The ancient Greeks believed that after death people crossed over to the Underworld of Hades. It was at this time that they were given the choice of drinking from the river Lethe, whose waters caused forgetfulness and the opportunity to leave the painful memories of their lifetime behind, or to drink from the spring of Mnemosyne and remember.
The souls who made the choice to forget were reborn and returned to Earth to learn the lessons they still needed. Those who made the choice to remember were sent to the Elysian Fields, where they would live for eternity in happiness and tranquility.
The Nine Muses
After the war, Zeus became the established ruler of the gods. Despite having immortality and status, he was concerned that his victory over the Titans and his other great accomplishments might be forgotten.
Interested in preserving these wonderful memories, he went to visit Mnemosyne disguised as a shepherd, with a plan to seduce her. They stayed together for nine nights before he left to head back to Mount Olympus. Although well known for his extramarital affairs, this interlude predated his marriage to the goddess Hera.
Mnemosyne became the mother of nine daughters known as the Muses. Zeus was delighted. They later stayed by his throne, the nine beautiful, carefree and inspirational daughters. The Muses entertained his guests with great stories and songs of his accomplishments and the tales of creation.
They are the famous nymph goddesses that are the inspiration for all of literature, science and the arts.
- Clio, the muse of history. In ancient Greece, the study of history was called Clio, derived from the word kleos, meaning heroic.
- Euterpe, the muse of music discovered musical instruments.
- Calliope, the muse of epic poetry was Homer’s inspiration for the Iliad and the Odyssey. She is the most famous of all the muses.
- Erato, the muse of lyric poetry and protector of love and love poems. Her name is derived from the word eros which means the feeling of falling in love.
- Thalia, the muse of and discoverer of comedy, agricultural science and geometry.
- Melpomene, the muse of and protector of tragedy, and the opposite of Thalia.
- Polymnia, the muse of divine hymns and meditation.
- Terpsichore, the muse of dancing, the harp and education.
- Urania, the muse of astronomy and protector of the stars and planets.
In addition to being the inspiration for art, science and creativity, the muses were the subject of many classic Renaissance paintings. Each daughter of Mnemosyne was identified with an icon that represented her gifts and talents. Calliope held a writing tablet, Clio held books, Urania held a globe and a compass, Polymnia, always deep in thought, wears a veil, Euterpe holds a flute, Thalia and Melpomene wear the classical theater masks of comedy and tragedy, and Erato wears a crown of roses.
In the legends, Apollo, the god of music, poetry and prophecy, was the leader of the muses. He loved all the muses for their unique inspiration and never seemed to favor one over the others.
The word museum is derived from the word muse, as are the words, music, and amusing.
From the name Mnemosyne comes the word mnemonic, which is a methodology to aid with remembering.

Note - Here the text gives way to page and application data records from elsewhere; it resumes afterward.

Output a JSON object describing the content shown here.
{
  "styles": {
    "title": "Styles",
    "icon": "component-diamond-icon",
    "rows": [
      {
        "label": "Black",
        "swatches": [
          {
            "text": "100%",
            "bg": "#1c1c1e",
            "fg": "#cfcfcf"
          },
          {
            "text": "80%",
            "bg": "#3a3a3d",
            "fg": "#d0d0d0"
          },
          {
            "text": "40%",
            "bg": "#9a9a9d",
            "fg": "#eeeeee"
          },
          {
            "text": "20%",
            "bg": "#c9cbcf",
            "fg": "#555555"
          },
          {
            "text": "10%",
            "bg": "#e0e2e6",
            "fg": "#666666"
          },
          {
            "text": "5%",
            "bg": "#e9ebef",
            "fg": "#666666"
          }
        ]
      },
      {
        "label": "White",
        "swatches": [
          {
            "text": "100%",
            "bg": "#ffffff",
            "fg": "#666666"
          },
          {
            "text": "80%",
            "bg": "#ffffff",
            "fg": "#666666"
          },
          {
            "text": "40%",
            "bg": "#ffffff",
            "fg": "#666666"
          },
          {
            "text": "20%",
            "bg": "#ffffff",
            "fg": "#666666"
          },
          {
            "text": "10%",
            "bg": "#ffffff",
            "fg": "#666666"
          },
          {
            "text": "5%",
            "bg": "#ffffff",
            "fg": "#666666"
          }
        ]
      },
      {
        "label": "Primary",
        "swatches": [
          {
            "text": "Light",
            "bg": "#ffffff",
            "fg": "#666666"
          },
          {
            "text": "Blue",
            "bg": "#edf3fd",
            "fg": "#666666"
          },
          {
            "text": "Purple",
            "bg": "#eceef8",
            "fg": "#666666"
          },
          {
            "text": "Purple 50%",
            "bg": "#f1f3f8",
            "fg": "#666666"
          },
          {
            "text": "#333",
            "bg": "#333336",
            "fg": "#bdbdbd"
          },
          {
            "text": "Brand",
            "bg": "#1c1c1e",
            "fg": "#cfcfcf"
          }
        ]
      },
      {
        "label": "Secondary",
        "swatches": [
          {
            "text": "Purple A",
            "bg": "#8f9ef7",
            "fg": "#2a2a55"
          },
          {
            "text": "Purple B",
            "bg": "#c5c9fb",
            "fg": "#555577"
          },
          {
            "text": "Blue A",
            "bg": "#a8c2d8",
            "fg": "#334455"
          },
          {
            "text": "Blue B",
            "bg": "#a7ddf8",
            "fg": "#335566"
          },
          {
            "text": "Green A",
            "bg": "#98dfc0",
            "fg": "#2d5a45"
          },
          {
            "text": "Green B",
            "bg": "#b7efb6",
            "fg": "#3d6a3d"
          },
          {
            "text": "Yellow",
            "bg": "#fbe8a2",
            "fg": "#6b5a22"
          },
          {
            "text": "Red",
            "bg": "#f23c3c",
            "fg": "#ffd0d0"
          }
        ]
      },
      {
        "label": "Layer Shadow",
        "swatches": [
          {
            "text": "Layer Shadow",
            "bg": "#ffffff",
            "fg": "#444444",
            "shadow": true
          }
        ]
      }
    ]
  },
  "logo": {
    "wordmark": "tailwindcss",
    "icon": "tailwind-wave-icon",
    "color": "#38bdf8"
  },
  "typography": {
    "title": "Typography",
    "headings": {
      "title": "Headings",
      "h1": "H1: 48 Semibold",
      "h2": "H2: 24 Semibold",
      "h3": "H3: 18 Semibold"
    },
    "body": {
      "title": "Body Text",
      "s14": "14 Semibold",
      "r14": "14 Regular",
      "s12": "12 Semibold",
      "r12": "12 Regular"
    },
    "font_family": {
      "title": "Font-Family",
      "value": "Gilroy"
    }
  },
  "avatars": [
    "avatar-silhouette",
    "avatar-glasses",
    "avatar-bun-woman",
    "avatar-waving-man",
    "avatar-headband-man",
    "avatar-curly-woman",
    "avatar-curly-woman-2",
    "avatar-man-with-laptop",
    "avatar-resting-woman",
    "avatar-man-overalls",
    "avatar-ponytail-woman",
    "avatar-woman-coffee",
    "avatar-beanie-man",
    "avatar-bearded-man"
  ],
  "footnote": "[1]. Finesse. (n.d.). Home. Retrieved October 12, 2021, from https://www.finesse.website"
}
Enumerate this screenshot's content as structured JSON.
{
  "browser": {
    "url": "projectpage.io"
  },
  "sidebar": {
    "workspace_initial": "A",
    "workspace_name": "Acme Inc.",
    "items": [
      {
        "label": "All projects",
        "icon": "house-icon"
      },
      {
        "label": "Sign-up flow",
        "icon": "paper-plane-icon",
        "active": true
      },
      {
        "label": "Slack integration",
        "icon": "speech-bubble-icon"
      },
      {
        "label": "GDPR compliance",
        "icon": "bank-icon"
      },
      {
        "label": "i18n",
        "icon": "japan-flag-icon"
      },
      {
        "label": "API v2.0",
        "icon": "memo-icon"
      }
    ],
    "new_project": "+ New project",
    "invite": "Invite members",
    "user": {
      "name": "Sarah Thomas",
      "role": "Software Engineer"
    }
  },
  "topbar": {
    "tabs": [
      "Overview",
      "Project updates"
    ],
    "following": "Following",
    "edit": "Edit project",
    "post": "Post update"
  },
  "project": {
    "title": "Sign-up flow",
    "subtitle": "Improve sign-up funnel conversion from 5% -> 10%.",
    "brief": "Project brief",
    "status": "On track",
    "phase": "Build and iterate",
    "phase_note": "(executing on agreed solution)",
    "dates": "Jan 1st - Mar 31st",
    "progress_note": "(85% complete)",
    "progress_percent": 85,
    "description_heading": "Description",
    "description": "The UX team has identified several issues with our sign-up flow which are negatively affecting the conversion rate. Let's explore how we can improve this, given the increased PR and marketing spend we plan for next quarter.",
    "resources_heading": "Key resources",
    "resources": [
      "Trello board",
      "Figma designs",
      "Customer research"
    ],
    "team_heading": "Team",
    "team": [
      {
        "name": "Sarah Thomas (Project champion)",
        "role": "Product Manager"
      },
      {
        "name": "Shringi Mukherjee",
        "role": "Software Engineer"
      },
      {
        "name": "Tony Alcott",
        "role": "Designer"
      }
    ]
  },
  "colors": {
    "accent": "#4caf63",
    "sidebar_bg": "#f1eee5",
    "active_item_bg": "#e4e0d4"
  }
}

The basis of all human knowledge is not separable from memory, for all things learned must be recalled. Perhaps if there was ever a goddess that deserves to be remembered, it’s the Titaness Mnemosyne, the mother of language and the arts.